* [SOURCE MATERIAL]:
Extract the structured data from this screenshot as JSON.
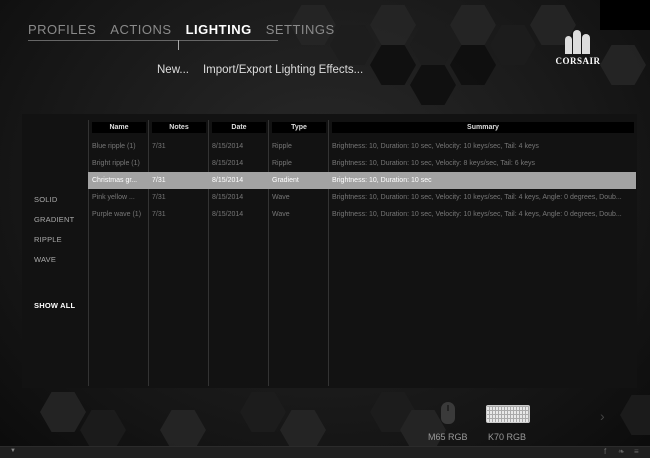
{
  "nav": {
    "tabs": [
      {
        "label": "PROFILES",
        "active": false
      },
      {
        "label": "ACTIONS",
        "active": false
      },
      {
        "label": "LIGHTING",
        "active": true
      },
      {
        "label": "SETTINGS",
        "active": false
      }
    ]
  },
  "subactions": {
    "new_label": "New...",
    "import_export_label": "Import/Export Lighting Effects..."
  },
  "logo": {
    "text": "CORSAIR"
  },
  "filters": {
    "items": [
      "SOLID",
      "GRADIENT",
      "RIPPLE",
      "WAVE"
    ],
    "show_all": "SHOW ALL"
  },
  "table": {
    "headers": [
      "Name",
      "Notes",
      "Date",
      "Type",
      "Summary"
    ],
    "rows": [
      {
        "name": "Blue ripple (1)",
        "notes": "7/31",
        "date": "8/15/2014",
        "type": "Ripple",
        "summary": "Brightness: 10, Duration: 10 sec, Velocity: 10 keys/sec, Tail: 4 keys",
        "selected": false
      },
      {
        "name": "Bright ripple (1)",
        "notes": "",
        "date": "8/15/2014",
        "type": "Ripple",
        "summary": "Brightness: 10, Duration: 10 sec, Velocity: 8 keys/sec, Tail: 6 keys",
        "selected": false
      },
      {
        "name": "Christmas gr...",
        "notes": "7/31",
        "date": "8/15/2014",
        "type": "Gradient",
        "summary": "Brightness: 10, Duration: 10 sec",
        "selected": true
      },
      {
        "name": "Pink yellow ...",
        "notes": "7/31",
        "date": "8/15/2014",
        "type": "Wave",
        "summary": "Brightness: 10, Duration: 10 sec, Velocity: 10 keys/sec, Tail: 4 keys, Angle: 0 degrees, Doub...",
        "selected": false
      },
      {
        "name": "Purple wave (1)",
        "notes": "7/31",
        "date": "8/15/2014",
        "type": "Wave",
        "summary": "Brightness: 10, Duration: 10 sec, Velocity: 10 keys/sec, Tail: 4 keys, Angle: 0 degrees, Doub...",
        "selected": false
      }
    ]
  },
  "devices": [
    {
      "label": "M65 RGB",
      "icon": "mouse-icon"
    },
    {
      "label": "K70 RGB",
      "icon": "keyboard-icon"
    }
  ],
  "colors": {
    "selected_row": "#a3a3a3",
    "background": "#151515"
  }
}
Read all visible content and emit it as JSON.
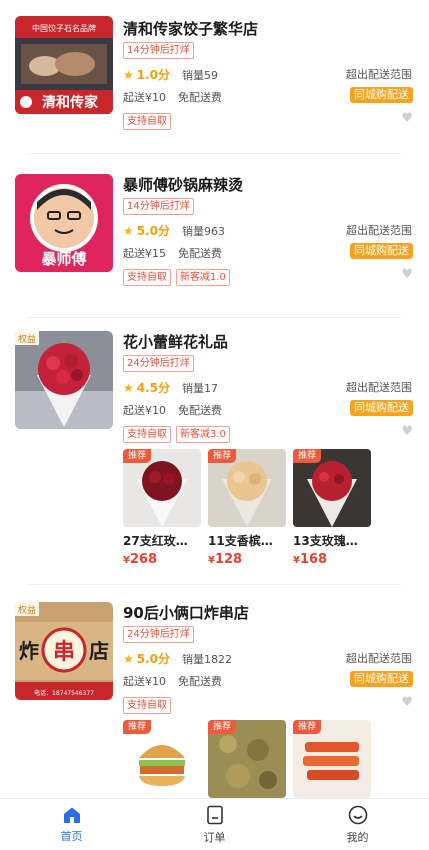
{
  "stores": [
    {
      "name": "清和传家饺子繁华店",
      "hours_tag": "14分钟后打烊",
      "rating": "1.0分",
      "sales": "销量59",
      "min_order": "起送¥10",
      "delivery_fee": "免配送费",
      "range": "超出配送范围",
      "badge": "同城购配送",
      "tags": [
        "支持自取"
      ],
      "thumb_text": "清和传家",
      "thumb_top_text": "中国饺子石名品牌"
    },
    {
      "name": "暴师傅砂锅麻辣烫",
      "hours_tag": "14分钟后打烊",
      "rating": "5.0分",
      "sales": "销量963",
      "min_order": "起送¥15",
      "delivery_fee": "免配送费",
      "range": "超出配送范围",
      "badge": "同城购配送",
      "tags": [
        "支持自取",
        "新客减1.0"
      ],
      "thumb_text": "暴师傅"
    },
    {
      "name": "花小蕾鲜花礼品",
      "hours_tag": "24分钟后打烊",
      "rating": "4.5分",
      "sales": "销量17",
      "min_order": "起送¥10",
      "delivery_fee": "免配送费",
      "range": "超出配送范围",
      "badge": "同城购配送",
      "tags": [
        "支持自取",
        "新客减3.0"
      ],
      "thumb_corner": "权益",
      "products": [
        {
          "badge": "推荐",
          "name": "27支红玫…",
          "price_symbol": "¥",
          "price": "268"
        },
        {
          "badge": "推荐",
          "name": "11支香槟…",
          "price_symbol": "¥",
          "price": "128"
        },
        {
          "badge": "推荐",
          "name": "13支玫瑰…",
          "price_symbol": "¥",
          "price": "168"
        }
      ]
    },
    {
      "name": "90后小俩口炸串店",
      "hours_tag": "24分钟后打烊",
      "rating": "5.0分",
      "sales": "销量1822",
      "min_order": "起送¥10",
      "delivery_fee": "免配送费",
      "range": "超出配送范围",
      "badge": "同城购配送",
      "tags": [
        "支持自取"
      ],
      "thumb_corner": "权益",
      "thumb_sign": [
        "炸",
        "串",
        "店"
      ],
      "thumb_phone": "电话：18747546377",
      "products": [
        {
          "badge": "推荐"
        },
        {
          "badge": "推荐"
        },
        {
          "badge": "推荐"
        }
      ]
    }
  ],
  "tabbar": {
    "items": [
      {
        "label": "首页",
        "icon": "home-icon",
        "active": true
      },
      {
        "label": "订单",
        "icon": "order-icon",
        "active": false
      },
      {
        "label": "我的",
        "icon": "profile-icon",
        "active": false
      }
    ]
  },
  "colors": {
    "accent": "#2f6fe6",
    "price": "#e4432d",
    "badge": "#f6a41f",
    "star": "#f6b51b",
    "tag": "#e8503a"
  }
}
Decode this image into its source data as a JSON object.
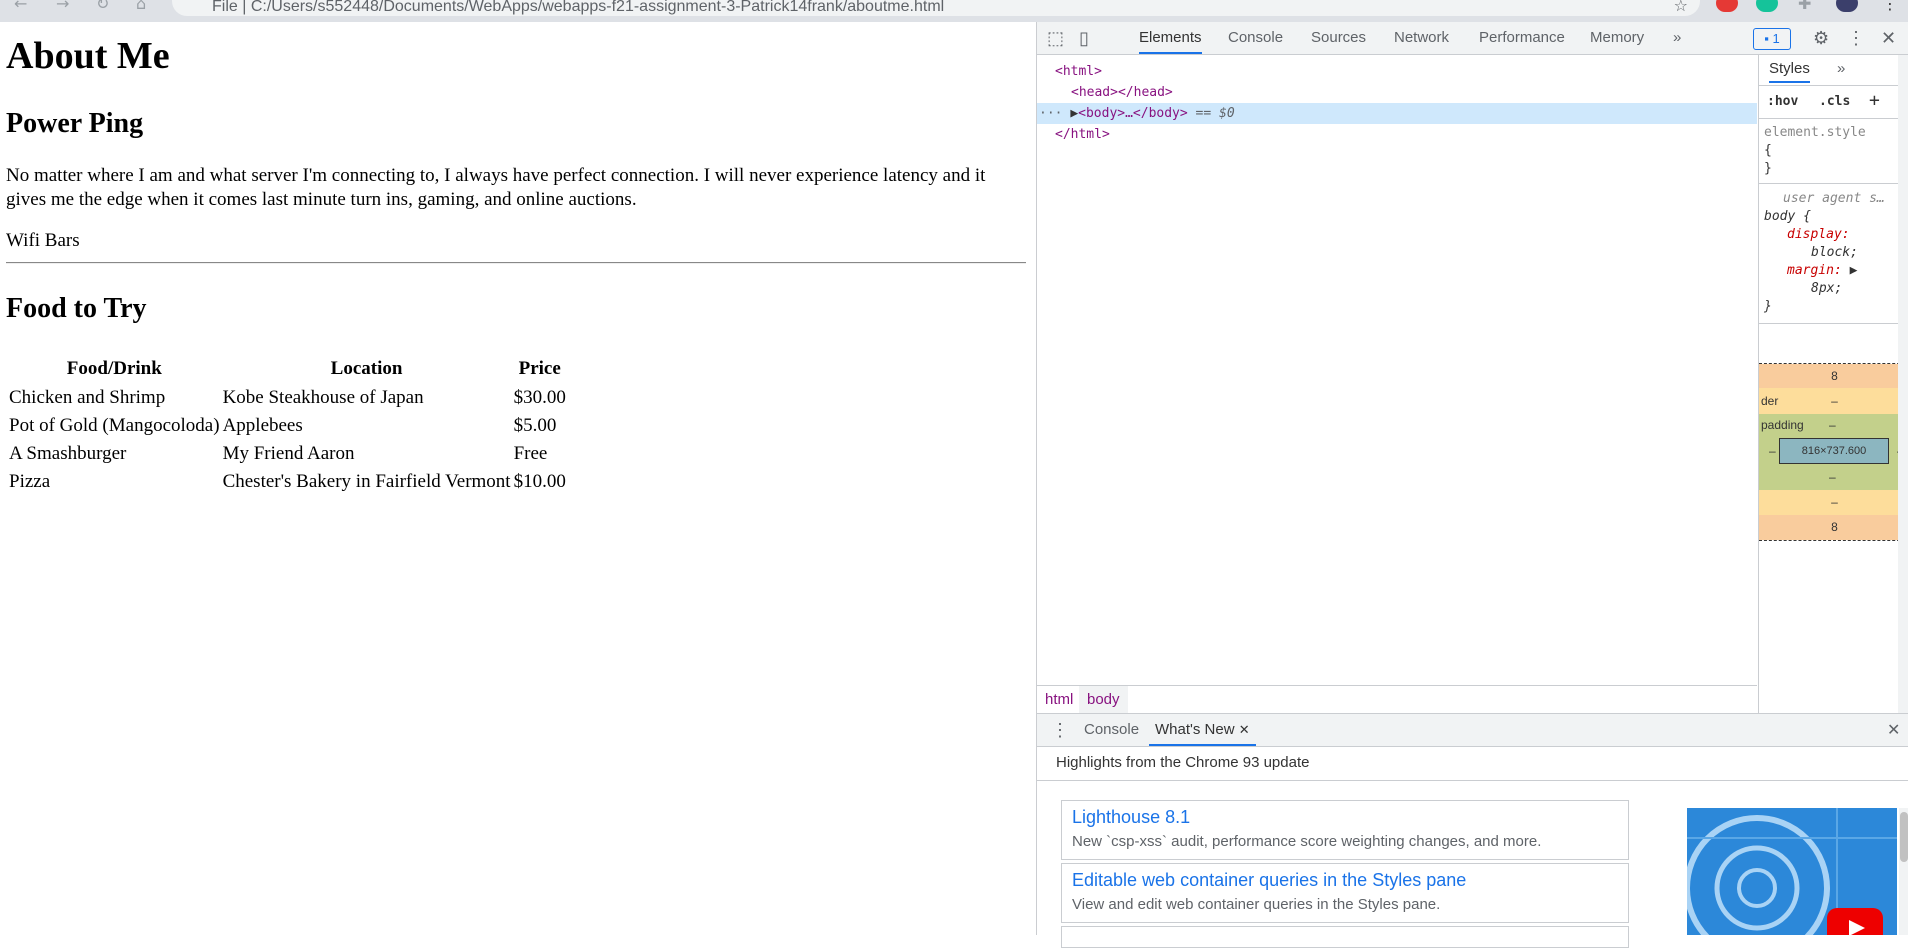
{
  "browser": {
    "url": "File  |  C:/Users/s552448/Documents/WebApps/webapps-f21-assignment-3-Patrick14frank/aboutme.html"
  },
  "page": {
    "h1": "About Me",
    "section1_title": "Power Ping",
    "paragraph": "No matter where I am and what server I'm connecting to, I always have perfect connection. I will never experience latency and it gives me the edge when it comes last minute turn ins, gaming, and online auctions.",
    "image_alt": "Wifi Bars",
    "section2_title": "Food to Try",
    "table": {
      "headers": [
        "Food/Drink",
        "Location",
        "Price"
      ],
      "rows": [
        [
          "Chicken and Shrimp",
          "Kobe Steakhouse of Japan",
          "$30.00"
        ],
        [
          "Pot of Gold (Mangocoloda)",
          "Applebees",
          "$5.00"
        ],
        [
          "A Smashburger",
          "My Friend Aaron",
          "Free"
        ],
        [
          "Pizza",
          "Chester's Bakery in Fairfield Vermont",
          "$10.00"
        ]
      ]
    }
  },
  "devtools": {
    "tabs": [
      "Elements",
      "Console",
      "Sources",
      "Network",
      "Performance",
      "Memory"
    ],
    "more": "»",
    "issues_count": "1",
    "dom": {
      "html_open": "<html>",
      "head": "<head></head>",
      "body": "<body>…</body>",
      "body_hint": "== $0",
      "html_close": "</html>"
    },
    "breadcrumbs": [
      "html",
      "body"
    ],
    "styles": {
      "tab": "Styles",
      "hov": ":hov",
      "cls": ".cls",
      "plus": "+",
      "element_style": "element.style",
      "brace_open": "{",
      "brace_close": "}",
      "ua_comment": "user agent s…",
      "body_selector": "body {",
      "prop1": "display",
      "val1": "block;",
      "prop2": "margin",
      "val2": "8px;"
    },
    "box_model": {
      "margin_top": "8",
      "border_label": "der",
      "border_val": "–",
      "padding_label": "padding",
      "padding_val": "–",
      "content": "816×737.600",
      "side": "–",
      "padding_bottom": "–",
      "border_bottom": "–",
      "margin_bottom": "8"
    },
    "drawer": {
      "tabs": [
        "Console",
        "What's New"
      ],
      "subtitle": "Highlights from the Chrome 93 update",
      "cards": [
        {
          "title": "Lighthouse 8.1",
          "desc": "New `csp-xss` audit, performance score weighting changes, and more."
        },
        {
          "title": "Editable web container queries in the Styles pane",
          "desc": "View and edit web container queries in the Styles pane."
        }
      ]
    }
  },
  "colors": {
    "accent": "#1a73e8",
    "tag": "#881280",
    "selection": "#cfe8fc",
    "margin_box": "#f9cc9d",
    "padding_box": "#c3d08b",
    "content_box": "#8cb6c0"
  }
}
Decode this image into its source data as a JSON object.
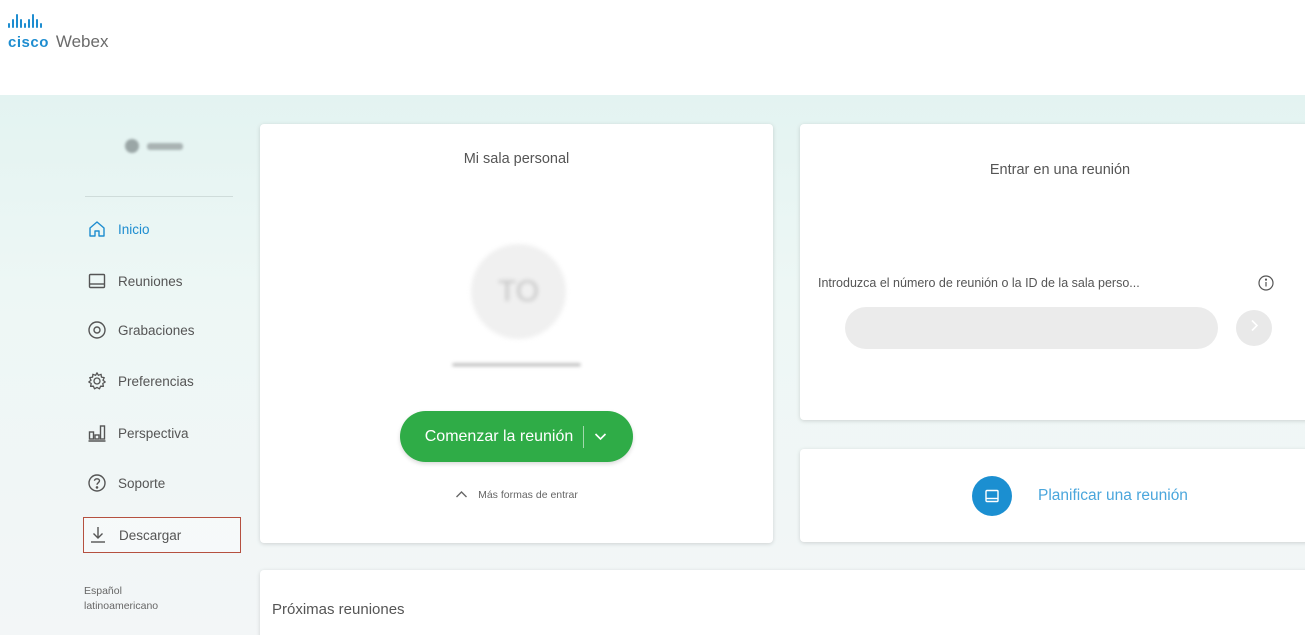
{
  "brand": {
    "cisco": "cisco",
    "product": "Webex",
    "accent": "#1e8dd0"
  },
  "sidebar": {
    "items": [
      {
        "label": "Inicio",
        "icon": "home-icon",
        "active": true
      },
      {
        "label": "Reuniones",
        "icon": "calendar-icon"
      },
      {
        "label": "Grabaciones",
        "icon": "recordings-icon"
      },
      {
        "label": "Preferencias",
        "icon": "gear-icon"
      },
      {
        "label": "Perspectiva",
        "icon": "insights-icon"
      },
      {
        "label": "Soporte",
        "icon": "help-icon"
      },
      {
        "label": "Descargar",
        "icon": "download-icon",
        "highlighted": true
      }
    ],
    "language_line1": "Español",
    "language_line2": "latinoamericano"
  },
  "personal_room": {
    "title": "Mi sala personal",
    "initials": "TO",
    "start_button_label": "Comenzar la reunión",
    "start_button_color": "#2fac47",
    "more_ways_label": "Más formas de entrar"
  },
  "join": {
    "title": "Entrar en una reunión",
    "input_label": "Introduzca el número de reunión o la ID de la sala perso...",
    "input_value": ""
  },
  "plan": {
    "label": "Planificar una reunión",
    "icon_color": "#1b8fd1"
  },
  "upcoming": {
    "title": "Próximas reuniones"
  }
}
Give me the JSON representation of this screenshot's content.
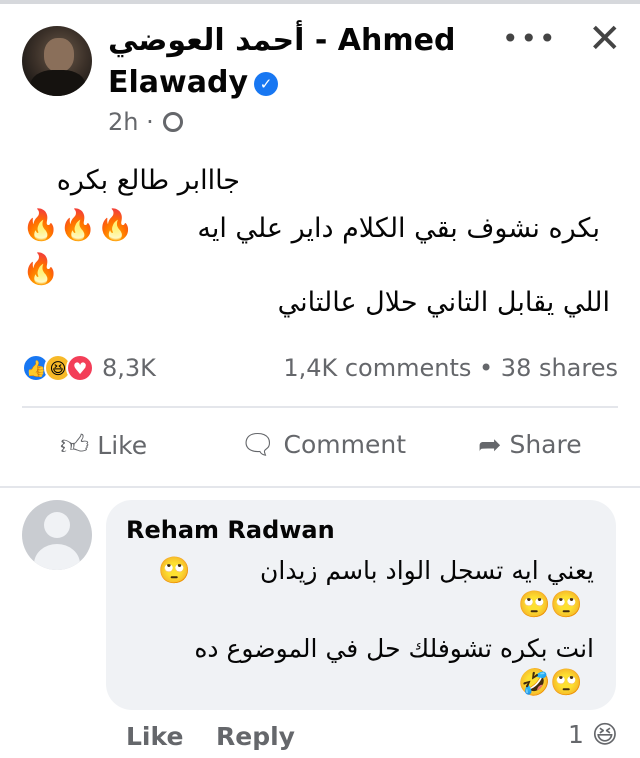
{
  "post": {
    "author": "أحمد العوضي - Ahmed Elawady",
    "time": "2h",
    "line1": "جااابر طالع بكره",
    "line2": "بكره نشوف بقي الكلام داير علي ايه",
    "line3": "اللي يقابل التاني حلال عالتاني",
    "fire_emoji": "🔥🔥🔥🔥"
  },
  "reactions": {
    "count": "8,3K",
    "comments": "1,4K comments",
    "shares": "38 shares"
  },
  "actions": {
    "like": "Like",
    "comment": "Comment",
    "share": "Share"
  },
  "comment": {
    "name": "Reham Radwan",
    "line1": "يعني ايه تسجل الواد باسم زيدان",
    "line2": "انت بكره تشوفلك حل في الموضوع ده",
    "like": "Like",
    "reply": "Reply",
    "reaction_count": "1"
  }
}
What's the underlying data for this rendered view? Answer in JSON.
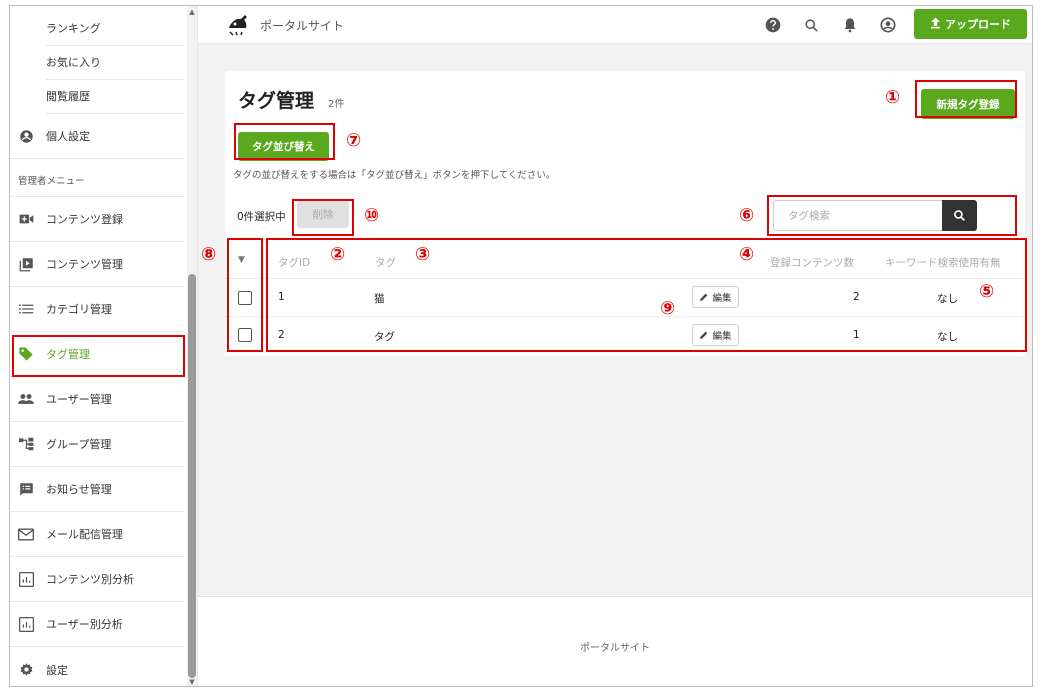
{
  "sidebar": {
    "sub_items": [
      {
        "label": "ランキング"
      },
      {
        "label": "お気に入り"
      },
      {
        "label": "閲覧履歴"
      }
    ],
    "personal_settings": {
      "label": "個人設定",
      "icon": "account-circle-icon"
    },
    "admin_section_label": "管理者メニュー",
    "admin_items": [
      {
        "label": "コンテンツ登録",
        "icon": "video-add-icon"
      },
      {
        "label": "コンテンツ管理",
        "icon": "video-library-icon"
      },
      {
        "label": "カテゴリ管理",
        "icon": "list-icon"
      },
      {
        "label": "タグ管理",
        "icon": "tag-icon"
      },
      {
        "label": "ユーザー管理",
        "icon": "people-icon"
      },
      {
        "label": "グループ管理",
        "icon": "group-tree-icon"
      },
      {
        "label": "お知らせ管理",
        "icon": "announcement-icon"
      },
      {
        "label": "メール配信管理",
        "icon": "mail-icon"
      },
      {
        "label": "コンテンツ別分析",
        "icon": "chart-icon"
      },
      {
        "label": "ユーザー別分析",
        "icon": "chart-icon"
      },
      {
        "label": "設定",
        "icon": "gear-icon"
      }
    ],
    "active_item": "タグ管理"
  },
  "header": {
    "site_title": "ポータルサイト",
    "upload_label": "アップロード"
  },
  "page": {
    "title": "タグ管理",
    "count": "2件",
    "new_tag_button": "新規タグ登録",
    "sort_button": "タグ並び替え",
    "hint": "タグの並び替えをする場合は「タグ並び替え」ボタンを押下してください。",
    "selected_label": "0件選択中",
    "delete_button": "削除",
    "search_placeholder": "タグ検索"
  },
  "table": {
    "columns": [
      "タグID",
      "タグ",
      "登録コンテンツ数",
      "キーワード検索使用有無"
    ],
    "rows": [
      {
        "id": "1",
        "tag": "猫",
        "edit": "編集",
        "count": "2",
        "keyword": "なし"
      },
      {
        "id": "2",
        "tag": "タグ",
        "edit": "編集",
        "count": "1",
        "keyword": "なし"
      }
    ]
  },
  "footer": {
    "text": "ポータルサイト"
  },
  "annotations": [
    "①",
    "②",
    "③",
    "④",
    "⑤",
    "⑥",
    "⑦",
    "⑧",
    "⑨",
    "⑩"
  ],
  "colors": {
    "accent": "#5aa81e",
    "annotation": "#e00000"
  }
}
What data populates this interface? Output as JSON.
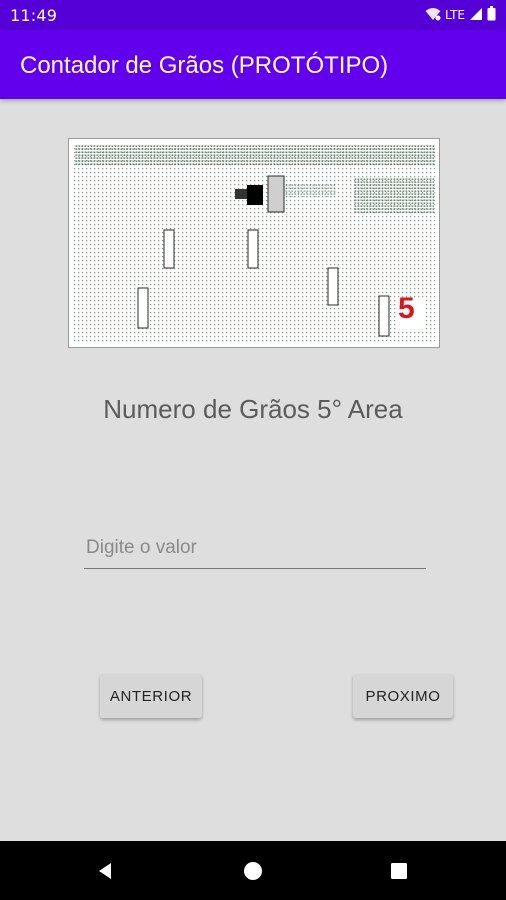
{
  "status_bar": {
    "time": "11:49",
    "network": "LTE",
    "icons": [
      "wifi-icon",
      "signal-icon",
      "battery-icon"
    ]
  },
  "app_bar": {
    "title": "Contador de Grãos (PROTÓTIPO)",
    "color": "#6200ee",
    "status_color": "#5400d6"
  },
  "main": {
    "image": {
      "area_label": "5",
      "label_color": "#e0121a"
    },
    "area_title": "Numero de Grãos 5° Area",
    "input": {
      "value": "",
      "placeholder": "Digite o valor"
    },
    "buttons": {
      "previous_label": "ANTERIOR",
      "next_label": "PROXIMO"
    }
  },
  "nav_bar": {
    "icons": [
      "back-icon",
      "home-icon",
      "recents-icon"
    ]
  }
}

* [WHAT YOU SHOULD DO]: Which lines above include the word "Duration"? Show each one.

* [WRITTEN SOLUTION]:
        "summary": "Brightness: 10, Duration: 10 sec, Velocity: 10 keys/sec, Tail: 4 keys",
        "summary": "Brightness: 10, Duration: 10 sec, Velocity: 8 keys/sec, Tail: 6 keys",
        "summary": "Brightness: 10, Duration: 10 sec",
        "summary": "Brightness: 10, Duration: 10 sec, Velocity: 10 keys/sec, Tail: 4 keys, Angle: 0 degrees, Doub...",
        "summary": "Brightness: 10, Duration: 10 sec, Velocity: 10 keys/sec, Tail: 4 keys, Angle: 0 degrees, Doub...",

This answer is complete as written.